▶ [Data about app and page elements]
-------------------------
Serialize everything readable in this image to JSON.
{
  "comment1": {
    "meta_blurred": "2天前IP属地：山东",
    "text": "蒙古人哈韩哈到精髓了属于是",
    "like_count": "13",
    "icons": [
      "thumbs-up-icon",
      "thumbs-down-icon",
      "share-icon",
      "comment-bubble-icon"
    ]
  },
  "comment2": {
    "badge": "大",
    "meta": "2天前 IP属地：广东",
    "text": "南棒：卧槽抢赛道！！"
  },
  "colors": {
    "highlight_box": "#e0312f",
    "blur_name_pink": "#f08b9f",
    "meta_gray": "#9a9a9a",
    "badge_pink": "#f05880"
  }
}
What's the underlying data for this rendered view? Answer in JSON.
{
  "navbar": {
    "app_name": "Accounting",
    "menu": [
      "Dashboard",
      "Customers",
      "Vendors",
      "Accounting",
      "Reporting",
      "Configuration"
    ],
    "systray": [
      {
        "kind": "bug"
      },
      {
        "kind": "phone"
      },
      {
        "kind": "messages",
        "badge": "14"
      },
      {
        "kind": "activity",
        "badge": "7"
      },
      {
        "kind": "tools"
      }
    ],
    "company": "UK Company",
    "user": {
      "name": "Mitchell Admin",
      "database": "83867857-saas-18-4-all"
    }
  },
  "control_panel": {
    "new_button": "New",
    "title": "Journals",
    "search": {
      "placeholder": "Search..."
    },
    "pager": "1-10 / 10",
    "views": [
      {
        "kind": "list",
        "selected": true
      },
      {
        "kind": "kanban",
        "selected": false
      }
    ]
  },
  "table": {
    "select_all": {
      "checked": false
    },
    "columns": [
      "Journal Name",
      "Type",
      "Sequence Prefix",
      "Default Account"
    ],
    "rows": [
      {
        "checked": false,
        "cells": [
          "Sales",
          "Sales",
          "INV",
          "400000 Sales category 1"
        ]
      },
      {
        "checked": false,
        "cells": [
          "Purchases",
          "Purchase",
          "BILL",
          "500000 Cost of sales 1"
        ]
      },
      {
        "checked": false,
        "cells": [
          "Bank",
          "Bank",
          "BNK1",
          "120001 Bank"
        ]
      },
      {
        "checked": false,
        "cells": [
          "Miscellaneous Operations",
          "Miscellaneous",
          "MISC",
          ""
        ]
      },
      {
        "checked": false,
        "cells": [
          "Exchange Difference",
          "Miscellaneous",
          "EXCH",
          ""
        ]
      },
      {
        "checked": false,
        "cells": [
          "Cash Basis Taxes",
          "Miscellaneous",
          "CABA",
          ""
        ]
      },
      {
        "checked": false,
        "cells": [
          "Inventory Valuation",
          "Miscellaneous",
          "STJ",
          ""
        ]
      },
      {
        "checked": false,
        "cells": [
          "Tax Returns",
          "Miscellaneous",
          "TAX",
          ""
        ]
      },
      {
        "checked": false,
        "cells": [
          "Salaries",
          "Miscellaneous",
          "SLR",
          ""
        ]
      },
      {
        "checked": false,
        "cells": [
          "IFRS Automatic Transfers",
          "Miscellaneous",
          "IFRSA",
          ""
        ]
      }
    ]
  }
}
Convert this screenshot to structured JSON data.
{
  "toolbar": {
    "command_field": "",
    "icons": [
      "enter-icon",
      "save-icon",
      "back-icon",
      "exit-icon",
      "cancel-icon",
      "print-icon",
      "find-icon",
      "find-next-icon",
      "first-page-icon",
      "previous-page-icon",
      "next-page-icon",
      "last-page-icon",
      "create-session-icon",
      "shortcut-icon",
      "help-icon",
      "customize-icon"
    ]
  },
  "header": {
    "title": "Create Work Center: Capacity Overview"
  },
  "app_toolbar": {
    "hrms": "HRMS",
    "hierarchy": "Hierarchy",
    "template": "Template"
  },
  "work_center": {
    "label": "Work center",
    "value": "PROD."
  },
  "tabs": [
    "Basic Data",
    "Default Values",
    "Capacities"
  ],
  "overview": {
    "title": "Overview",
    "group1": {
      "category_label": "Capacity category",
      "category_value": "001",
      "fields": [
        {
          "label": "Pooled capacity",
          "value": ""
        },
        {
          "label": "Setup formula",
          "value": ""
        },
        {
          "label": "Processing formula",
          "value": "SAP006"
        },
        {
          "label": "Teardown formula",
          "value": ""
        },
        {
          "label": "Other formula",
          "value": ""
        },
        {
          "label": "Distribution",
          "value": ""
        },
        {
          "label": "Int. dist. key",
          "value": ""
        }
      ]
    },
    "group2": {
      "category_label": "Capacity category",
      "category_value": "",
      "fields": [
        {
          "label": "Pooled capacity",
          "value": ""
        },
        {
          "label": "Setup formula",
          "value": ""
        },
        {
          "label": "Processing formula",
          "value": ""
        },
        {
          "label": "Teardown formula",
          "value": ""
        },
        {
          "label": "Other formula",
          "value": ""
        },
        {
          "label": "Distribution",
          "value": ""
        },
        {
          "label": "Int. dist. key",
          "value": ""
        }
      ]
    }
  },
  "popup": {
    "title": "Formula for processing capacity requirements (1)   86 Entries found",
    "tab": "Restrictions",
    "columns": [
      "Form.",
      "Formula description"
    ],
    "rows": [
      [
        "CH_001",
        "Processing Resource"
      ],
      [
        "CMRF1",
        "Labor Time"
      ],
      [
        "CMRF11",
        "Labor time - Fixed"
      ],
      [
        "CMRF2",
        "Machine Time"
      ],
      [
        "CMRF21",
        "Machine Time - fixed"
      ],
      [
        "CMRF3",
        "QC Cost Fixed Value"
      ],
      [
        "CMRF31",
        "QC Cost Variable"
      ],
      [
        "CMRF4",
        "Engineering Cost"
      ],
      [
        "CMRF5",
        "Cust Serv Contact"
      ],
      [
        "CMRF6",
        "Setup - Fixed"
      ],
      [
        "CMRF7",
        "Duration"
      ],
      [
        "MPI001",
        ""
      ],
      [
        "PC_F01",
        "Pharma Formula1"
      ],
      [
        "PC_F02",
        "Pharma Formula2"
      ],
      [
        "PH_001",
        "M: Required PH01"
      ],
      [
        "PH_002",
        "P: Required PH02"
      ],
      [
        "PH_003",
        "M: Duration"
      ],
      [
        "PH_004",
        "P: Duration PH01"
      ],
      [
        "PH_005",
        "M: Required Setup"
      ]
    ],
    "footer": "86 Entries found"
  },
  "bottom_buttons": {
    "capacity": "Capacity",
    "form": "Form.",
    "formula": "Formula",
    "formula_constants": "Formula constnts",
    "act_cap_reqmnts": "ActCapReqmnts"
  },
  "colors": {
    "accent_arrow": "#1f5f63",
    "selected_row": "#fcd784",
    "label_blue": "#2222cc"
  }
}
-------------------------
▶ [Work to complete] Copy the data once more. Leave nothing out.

▶ [Task answer]
Serialize everything readable in this image to JSON.
{
  "comment1": {
    "meta_blurred": "2天前IP属地：山东",
    "text": "蒙古人哈韩哈到精髓了属于是",
    "like_count": "13",
    "icons": [
      "thumbs-up-icon",
      "thumbs-down-icon",
      "share-icon",
      "comment-bubble-icon"
    ]
  },
  "comment2": {
    "badge": "大",
    "meta": "2天前 IP属地：广东",
    "text": "南棒：卧槽抢赛道！！"
  },
  "colors": {
    "highlight_box": "#e0312f",
    "blur_name_pink": "#f08b9f",
    "meta_gray": "#9a9a9a",
    "badge_pink": "#f05880"
  }
}
What's the underlying data for this rendered view? Answer in JSON.
{
  "navbar": {
    "app_name": "Accounting",
    "menu": [
      "Dashboard",
      "Customers",
      "Vendors",
      "Accounting",
      "Reporting",
      "Configuration"
    ],
    "systray": [
      {
        "kind": "bug"
      },
      {
        "kind": "phone"
      },
      {
        "kind": "messages",
        "badge": "14"
      },
      {
        "kind": "activity",
        "badge": "7"
      },
      {
        "kind": "tools"
      }
    ],
    "company": "UK Company",
    "user": {
      "name": "Mitchell Admin",
      "database": "83867857-saas-18-4-all"
    }
  },
  "control_panel": {
    "new_button": "New",
    "title": "Journals",
    "search": {
      "placeholder": "Search..."
    },
    "pager": "1-10 / 10",
    "views": [
      {
        "kind": "list",
        "selected": true
      },
      {
        "kind": "kanban",
        "selected": false
      }
    ]
  },
  "table": {
    "select_all": {
      "checked": false
    },
    "columns": [
      "Journal Name",
      "Type",
      "Sequence Prefix",
      "Default Account"
    ],
    "rows": [
      {
        "checked": false,
        "cells": [
          "Sales",
          "Sales",
          "INV",
          "400000 Sales category 1"
        ]
      },
      {
        "checked": false,
        "cells": [
          "Purchases",
          "Purchase",
          "BILL",
          "500000 Cost of sales 1"
        ]
      },
      {
        "checked": false,
        "cells": [
          "Bank",
          "Bank",
          "BNK1",
          "120001 Bank"
        ]
      },
      {
        "checked": false,
        "cells": [
          "Miscellaneous Operations",
          "Miscellaneous",
          "MISC",
          ""
        ]
      },
      {
        "checked": false,
        "cells": [
          "Exchange Difference",
          "Miscellaneous",
          "EXCH",
          ""
        ]
      },
      {
        "checked": false,
        "cells": [
          "Cash Basis Taxes",
          "Miscellaneous",
          "CABA",
          ""
        ]
      },
      {
        "checked": false,
        "cells": [
          "Inventory Valuation",
          "Miscellaneous",
          "STJ",
          ""
        ]
      },
      {
        "checked": false,
        "cells": [
          "Tax Returns",
          "Miscellaneous",
          "TAX",
          ""
        ]
      },
      {
        "checked": false,
        "cells": [
          "Salaries",
          "Miscellaneous",
          "SLR",
          ""
        ]
      },
      {
        "checked": false,
        "cells": [
          "IFRS Automatic Transfers",
          "Miscellaneous",
          "IFRSA",
          ""
        ]
      }
    ]
  }
}
Convert this screenshot to structured JSON data.
{
  "toolbar": {
    "command_field": "",
    "icons": [
      "enter-icon",
      "save-icon",
      "back-icon",
      "exit-icon",
      "cancel-icon",
      "print-icon",
      "find-icon",
      "find-next-icon",
      "first-page-icon",
      "previous-page-icon",
      "next-page-icon",
      "last-page-icon",
      "create-session-icon",
      "shortcut-icon",
      "help-icon",
      "customize-icon"
    ]
  },
  "header": {
    "title": "Create Work Center: Capacity Overview"
  },
  "app_toolbar": {
    "hrms": "HRMS",
    "hierarchy": "Hierarchy",
    "template": "Template"
  },
  "work_center": {
    "label": "Work center",
    "value": "PROD."
  },
  "tabs": [
    "Basic Data",
    "Default Values",
    "Capacities"
  ],
  "overview": {
    "title": "Overview",
    "group1": {
      "category_label": "Capacity category",
      "category_value": "001",
      "fields": [
        {
          "label": "Pooled capacity",
          "value": ""
        },
        {
          "label": "Setup formula",
          "value": ""
        },
        {
          "label": "Processing formula",
          "value": "SAP006"
        },
        {
          "label": "Teardown formula",
          "value": ""
        },
        {
          "label": "Other formula",
          "value": ""
        },
        {
          "label": "Distribution",
          "value": ""
        },
        {
          "label": "Int. dist. key",
          "value": ""
        }
      ]
    },
    "group2": {
      "category_label": "Capacity category",
      "category_value": "",
      "fields": [
        {
          "label": "Pooled capacity",
          "value": ""
        },
        {
          "label": "Setup formula",
          "value": ""
        },
        {
          "label": "Processing formula",
          "value": ""
        },
        {
          "label": "Teardown formula",
          "value": ""
        },
        {
          "label": "Other formula",
          "value": ""
        },
        {
          "label": "Distribution",
          "value": ""
        },
        {
          "label": "Int. dist. key",
          "value": ""
        }
      ]
    }
  },
  "popup": {
    "title": "Formula for processing capacity requirements (1)   86 Entries found",
    "tab": "Restrictions",
    "columns": [
      "Form.",
      "Formula description"
    ],
    "rows": [
      [
        "CH_001",
        "Processing Resource"
      ],
      [
        "CMRF1",
        "Labor Time"
      ],
      [
        "CMRF11",
        "Labor time - Fixed"
      ],
      [
        "CMRF2",
        "Machine Time"
      ],
      [
        "CMRF21",
        "Machine Time - fixed"
      ],
      [
        "CMRF3",
        "QC Cost Fixed Value"
      ],
      [
        "CMRF31",
        "QC Cost Variable"
      ],
      [
        "CMRF4",
        "Engineering Cost"
      ],
      [
        "CMRF5",
        "Cust Serv Contact"
      ],
      [
        "CMRF6",
        "Setup - Fixed"
      ],
      [
        "CMRF7",
        "Duration"
      ],
      [
        "MPI001",
        ""
      ],
      [
        "PC_F01",
        "Pharma Formula1"
      ],
      [
        "PC_F02",
        "Pharma Formula2"
      ],
      [
        "PH_001",
        "M: Required PH01"
      ],
      [
        "PH_002",
        "P: Required PH02"
      ],
      [
        "PH_003",
        "M: Duration"
      ],
      [
        "PH_004",
        "P: Duration PH01"
      ],
      [
        "PH_005",
        "M: Required Setup"
      ]
    ],
    "footer": "86 Entries found"
  },
  "bottom_buttons": {
    "capacity": "Capacity",
    "form": "Form.",
    "formula": "Formula",
    "formula_constants": "Formula constnts",
    "act_cap_reqmnts": "ActCapReqmnts"
  },
  "colors": {
    "accent_arrow": "#1f5f63",
    "selected_row": "#fcd784",
    "label_blue": "#2222cc"
  }
}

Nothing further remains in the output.